---------- Source material

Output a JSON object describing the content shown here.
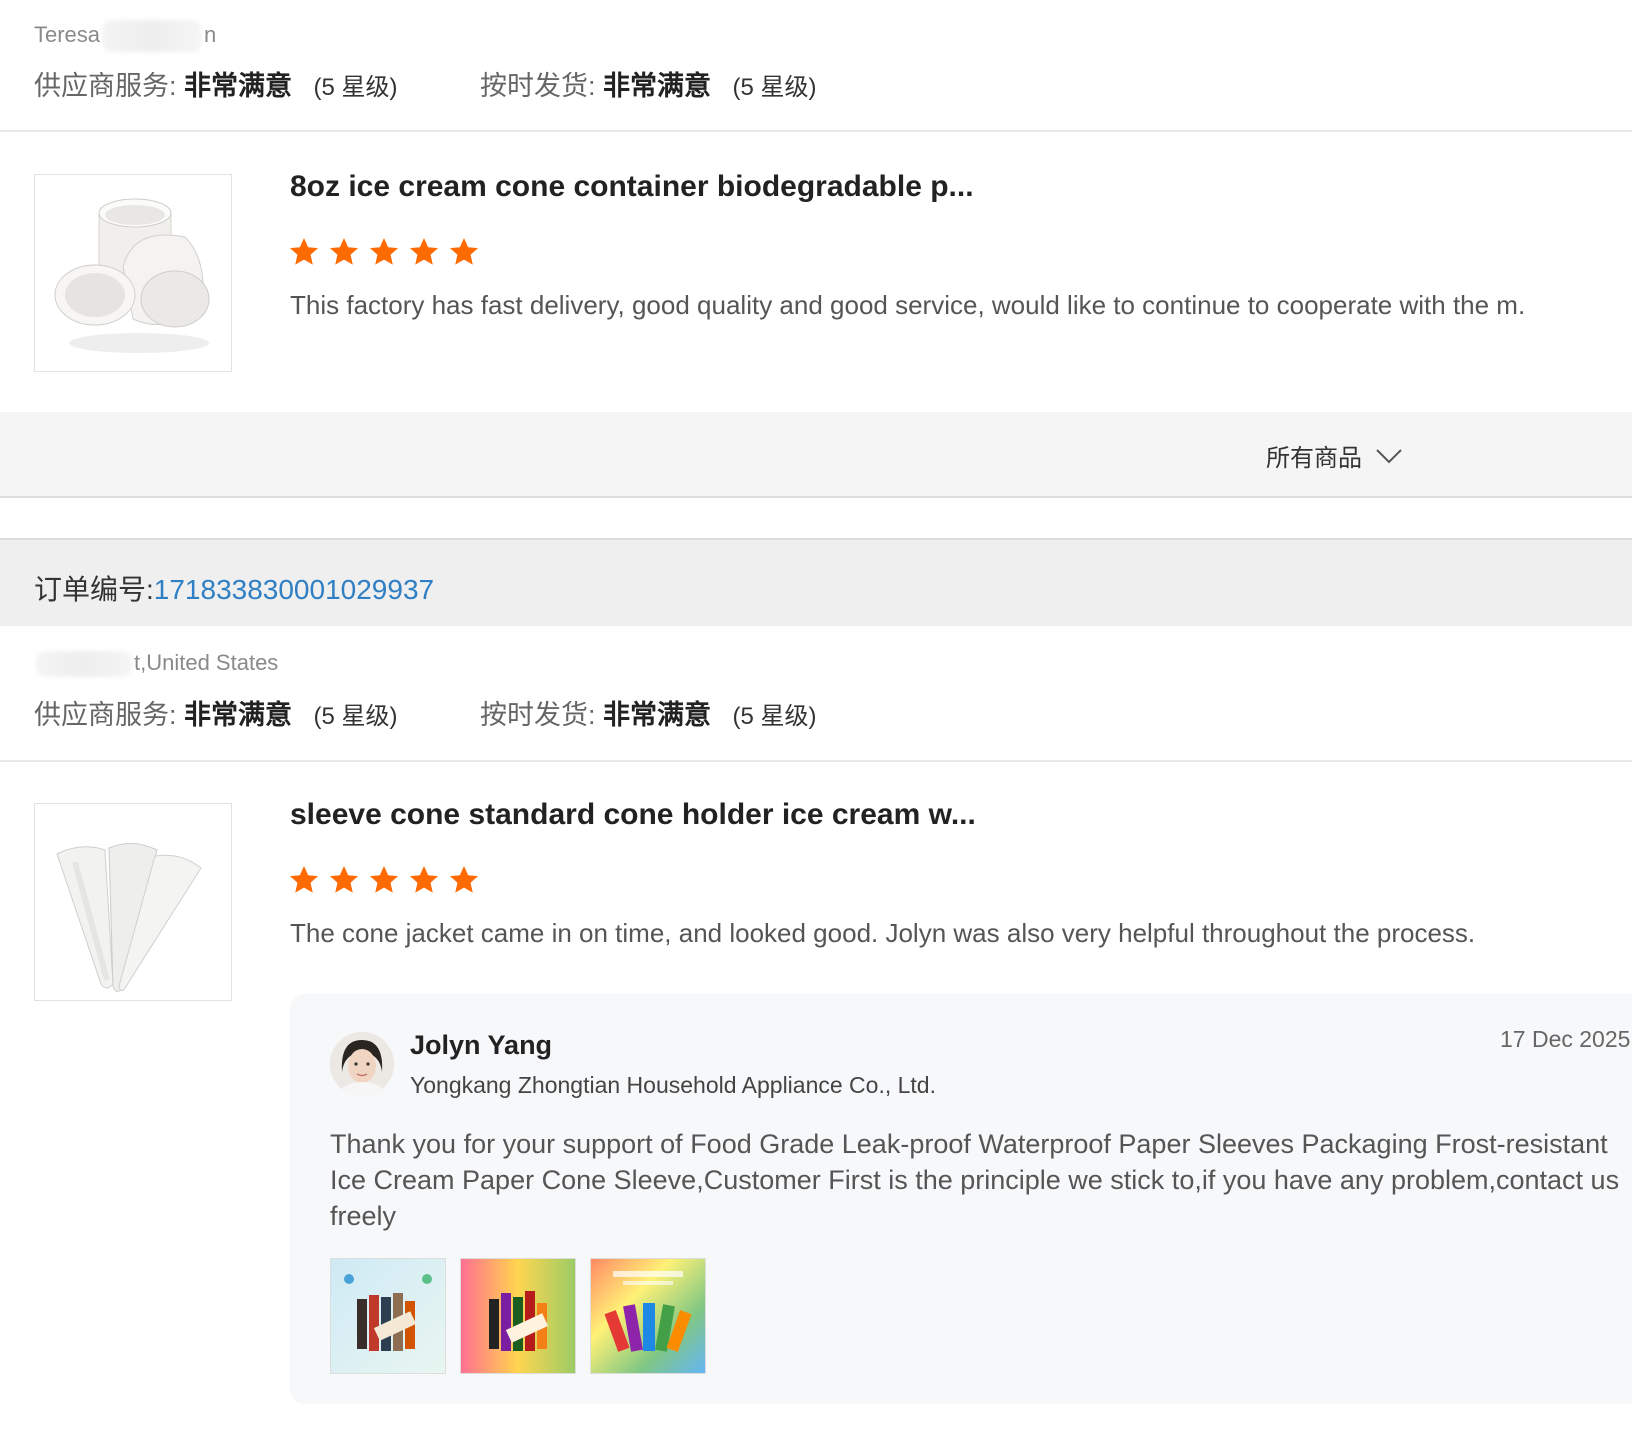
{
  "review1": {
    "buyer_prefix": "Teresa",
    "buyer_suffix": "n",
    "supplier_service_label": "供应商服务:",
    "supplier_service_value": "非常满意",
    "supplier_service_stars": "(5 星级)",
    "on_time_label": "按时发货:",
    "on_time_value": "非常满意",
    "on_time_stars": "(5 星级)",
    "product_title": "8oz ice cream cone container biodegradable p...",
    "rating": 5,
    "text": "This factory has fast delivery, good quality and good service, would like to continue to cooperate with the m."
  },
  "all_goods": {
    "label": "所有商品"
  },
  "order": {
    "label": "订单编号:",
    "number": "171833830001029937"
  },
  "review2": {
    "location": "t,United States",
    "supplier_service_label": "供应商服务:",
    "supplier_service_value": "非常满意",
    "supplier_service_stars": "(5 星级)",
    "on_time_label": "按时发货:",
    "on_time_value": "非常满意",
    "on_time_stars": "(5 星级)",
    "product_title": "sleeve cone standard cone holder ice cream w...",
    "rating": 5,
    "text": "The cone jacket came in on time, and looked good. Jolyn was also very helpful throughout the process.",
    "reply": {
      "name": "Jolyn Yang",
      "company": "Yongkang Zhongtian Household Appliance Co., Ltd.",
      "date": "17 Dec 2025",
      "text": "Thank you for your support of Food Grade Leak-proof Waterproof Paper Sleeves Packaging Frost-resistant Ice Cream Paper Cone Sleeve,Customer First is the principle we stick to,if you have any problem,contact us freely"
    }
  },
  "colors": {
    "star": "#ff6a00",
    "order_link": "#2f7fc4"
  },
  "icons": {
    "star": "star-icon",
    "chevron": "chevron-down-icon"
  }
}
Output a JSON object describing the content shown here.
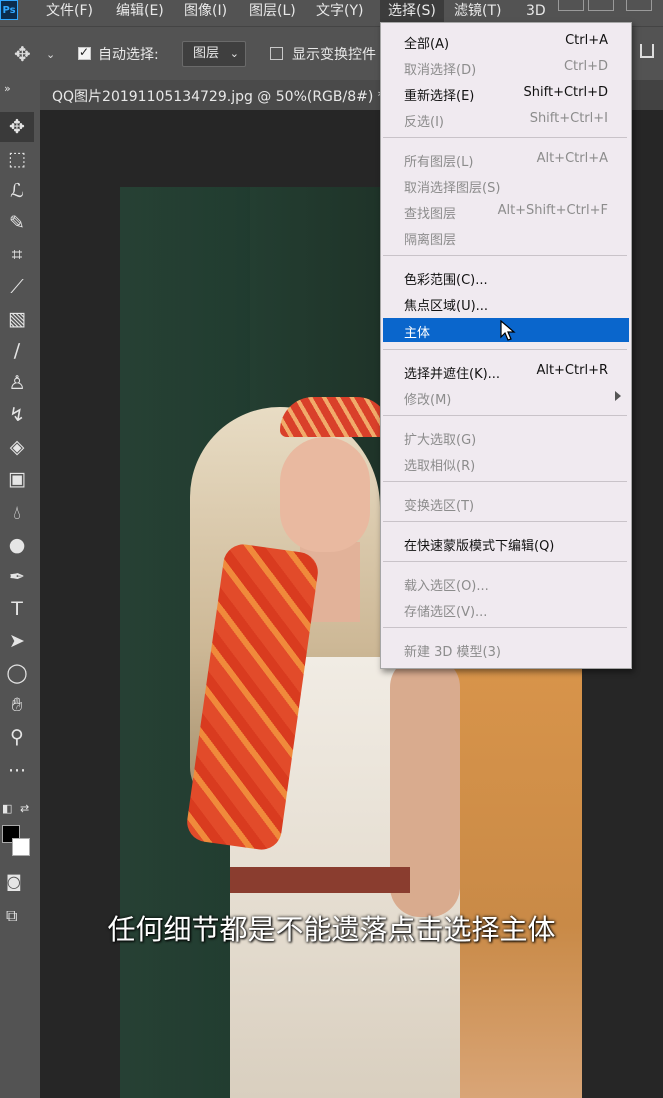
{
  "app": {
    "logo": "Ps"
  },
  "menubar": {
    "items": [
      {
        "label": "文件(F)"
      },
      {
        "label": "编辑(E)"
      },
      {
        "label": "图像(I)"
      },
      {
        "label": "图层(L)"
      },
      {
        "label": "文字(Y)"
      },
      {
        "label": "选择(S)"
      },
      {
        "label": "滤镜(T)"
      },
      {
        "label": "3D"
      }
    ],
    "active": "选择(S)"
  },
  "options": {
    "auto_select_label": "自动选择:",
    "auto_select_checked": true,
    "layer_dropdown_value": "图层",
    "show_transform_label": "显示变换控件",
    "show_transform_checked": false
  },
  "document_tab": {
    "title": "QQ图片20191105134729.jpg @ 50%(RGB/8#) *"
  },
  "tools": [
    "move-tool",
    "marquee-tool",
    "lasso-tool",
    "quick-select-tool",
    "crop-tool",
    "eyedropper-tool",
    "healing-tool",
    "brush-tool",
    "stamp-tool",
    "history-brush-tool",
    "eraser-tool",
    "gradient-tool",
    "blur-tool",
    "dodge-tool",
    "pen-tool",
    "type-tool",
    "path-select-tool",
    "ellipse-tool",
    "hand-tool",
    "zoom-tool",
    "more-tools"
  ],
  "colors": {
    "foreground": "#000000",
    "background": "#ffffff",
    "highlight": "#0a66cc"
  },
  "select_menu": {
    "items": [
      {
        "label": "全部(A)",
        "shortcut": "Ctrl+A",
        "enabled": true
      },
      {
        "label": "取消选择(D)",
        "shortcut": "Ctrl+D",
        "enabled": false
      },
      {
        "label": "重新选择(E)",
        "shortcut": "Shift+Ctrl+D",
        "enabled": true
      },
      {
        "label": "反选(I)",
        "shortcut": "Shift+Ctrl+I",
        "enabled": false
      },
      {
        "label": "所有图层(L)",
        "shortcut": "Alt+Ctrl+A",
        "enabled": false
      },
      {
        "label": "取消选择图层(S)",
        "shortcut": "",
        "enabled": false
      },
      {
        "label": "查找图层",
        "shortcut": "Alt+Shift+Ctrl+F",
        "enabled": false
      },
      {
        "label": "隔离图层",
        "shortcut": "",
        "enabled": false
      },
      {
        "label": "色彩范围(C)...",
        "shortcut": "",
        "enabled": true
      },
      {
        "label": "焦点区域(U)...",
        "shortcut": "",
        "enabled": true
      },
      {
        "label": "主体",
        "shortcut": "",
        "enabled": true,
        "highlighted": true
      },
      {
        "label": "选择并遮住(K)...",
        "shortcut": "Alt+Ctrl+R",
        "enabled": true
      },
      {
        "label": "修改(M)",
        "shortcut": "",
        "enabled": false,
        "submenu": true
      },
      {
        "label": "扩大选取(G)",
        "shortcut": "",
        "enabled": false
      },
      {
        "label": "选取相似(R)",
        "shortcut": "",
        "enabled": false
      },
      {
        "label": "变换选区(T)",
        "shortcut": "",
        "enabled": false
      },
      {
        "label": "在快速蒙版模式下编辑(Q)",
        "shortcut": "",
        "enabled": true
      },
      {
        "label": "载入选区(O)...",
        "shortcut": "",
        "enabled": false
      },
      {
        "label": "存储选区(V)...",
        "shortcut": "",
        "enabled": false
      },
      {
        "label": "新建 3D 模型(3)",
        "shortcut": "",
        "enabled": false
      }
    ]
  },
  "subtitle": "任何细节都是不能遗落点击选择主体"
}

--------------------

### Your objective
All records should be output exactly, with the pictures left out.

### Expected answer
Output a JSON object describing the content shown here.
{
  "review1": {
    "buyer_prefix": "Teresa",
    "buyer_suffix": "n",
    "supplier_service_label": "供应商服务:",
    "supplier_service_value": "非常满意",
    "supplier_service_stars": "(5 星级)",
    "on_time_label": "按时发货:",
    "on_time_value": "非常满意",
    "on_time_stars": "(5 星级)",
    "product_title": "8oz ice cream cone container biodegradable p...",
    "rating": 5,
    "text": "This factory has fast delivery, good quality and good service, would like to continue to cooperate with the m."
  },
  "all_goods": {
    "label": "所有商品"
  },
  "order": {
    "label": "订单编号:",
    "number": "171833830001029937"
  },
  "review2": {
    "location": "t,United States",
    "supplier_service_label": "供应商服务:",
    "supplier_service_value": "非常满意",
    "supplier_service_stars": "(5 星级)",
    "on_time_label": "按时发货:",
    "on_time_value": "非常满意",
    "on_time_stars": "(5 星级)",
    "product_title": "sleeve cone standard cone holder ice cream w...",
    "rating": 5,
    "text": "The cone jacket came in on time, and looked good. Jolyn was also very helpful throughout the process.",
    "reply": {
      "name": "Jolyn Yang",
      "company": "Yongkang Zhongtian Household Appliance Co., Ltd.",
      "date": "17 Dec 2025",
      "text": "Thank you for your support of Food Grade Leak-proof Waterproof Paper Sleeves Packaging Frost-resistant Ice Cream Paper Cone Sleeve,Customer First is the principle we stick to,if you have any problem,contact us freely"
    }
  },
  "colors": {
    "star": "#ff6a00",
    "order_link": "#2f7fc4"
  },
  "icons": {
    "star": "star-icon",
    "chevron": "chevron-down-icon"
  }
}
Output a JSON object describing the content shown here.
{
  "app": {
    "logo": "Ps"
  },
  "menubar": {
    "items": [
      {
        "label": "文件(F)"
      },
      {
        "label": "编辑(E)"
      },
      {
        "label": "图像(I)"
      },
      {
        "label": "图层(L)"
      },
      {
        "label": "文字(Y)"
      },
      {
        "label": "选择(S)"
      },
      {
        "label": "滤镜(T)"
      },
      {
        "label": "3D"
      }
    ],
    "active": "选择(S)"
  },
  "options": {
    "auto_select_label": "自动选择:",
    "auto_select_checked": true,
    "layer_dropdown_value": "图层",
    "show_transform_label": "显示变换控件",
    "show_transform_checked": false
  },
  "document_tab": {
    "title": "QQ图片20191105134729.jpg @ 50%(RGB/8#) *"
  },
  "tools": [
    "move-tool",
    "marquee-tool",
    "lasso-tool",
    "quick-select-tool",
    "crop-tool",
    "eyedropper-tool",
    "healing-tool",
    "brush-tool",
    "stamp-tool",
    "history-brush-tool",
    "eraser-tool",
    "gradient-tool",
    "blur-tool",
    "dodge-tool",
    "pen-tool",
    "type-tool",
    "path-select-tool",
    "ellipse-tool",
    "hand-tool",
    "zoom-tool",
    "more-tools"
  ],
  "colors": {
    "foreground": "#000000",
    "background": "#ffffff",
    "highlight": "#0a66cc"
  },
  "select_menu": {
    "items": [
      {
        "label": "全部(A)",
        "shortcut": "Ctrl+A",
        "enabled": true
      },
      {
        "label": "取消选择(D)",
        "shortcut": "Ctrl+D",
        "enabled": false
      },
      {
        "label": "重新选择(E)",
        "shortcut": "Shift+Ctrl+D",
        "enabled": true
      },
      {
        "label": "反选(I)",
        "shortcut": "Shift+Ctrl+I",
        "enabled": false
      },
      {
        "label": "所有图层(L)",
        "shortcut": "Alt+Ctrl+A",
        "enabled": false
      },
      {
        "label": "取消选择图层(S)",
        "shortcut": "",
        "enabled": false
      },
      {
        "label": "查找图层",
        "shortcut": "Alt+Shift+Ctrl+F",
        "enabled": false
      },
      {
        "label": "隔离图层",
        "shortcut": "",
        "enabled": false
      },
      {
        "label": "色彩范围(C)...",
        "shortcut": "",
        "enabled": true
      },
      {
        "label": "焦点区域(U)...",
        "shortcut": "",
        "enabled": true
      },
      {
        "label": "主体",
        "shortcut": "",
        "enabled": true,
        "highlighted": true
      },
      {
        "label": "选择并遮住(K)...",
        "shortcut": "Alt+Ctrl+R",
        "enabled": true
      },
      {
        "label": "修改(M)",
        "shortcut": "",
        "enabled": false,
        "submenu": true
      },
      {
        "label": "扩大选取(G)",
        "shortcut": "",
        "enabled": false
      },
      {
        "label": "选取相似(R)",
        "shortcut": "",
        "enabled": false
      },
      {
        "label": "变换选区(T)",
        "shortcut": "",
        "enabled": false
      },
      {
        "label": "在快速蒙版模式下编辑(Q)",
        "shortcut": "",
        "enabled": true
      },
      {
        "label": "载入选区(O)...",
        "shortcut": "",
        "enabled": false
      },
      {
        "label": "存储选区(V)...",
        "shortcut": "",
        "enabled": false
      },
      {
        "label": "新建 3D 模型(3)",
        "shortcut": "",
        "enabled": false
      }
    ]
  },
  "subtitle": "任何细节都是不能遗落点击选择主体"
}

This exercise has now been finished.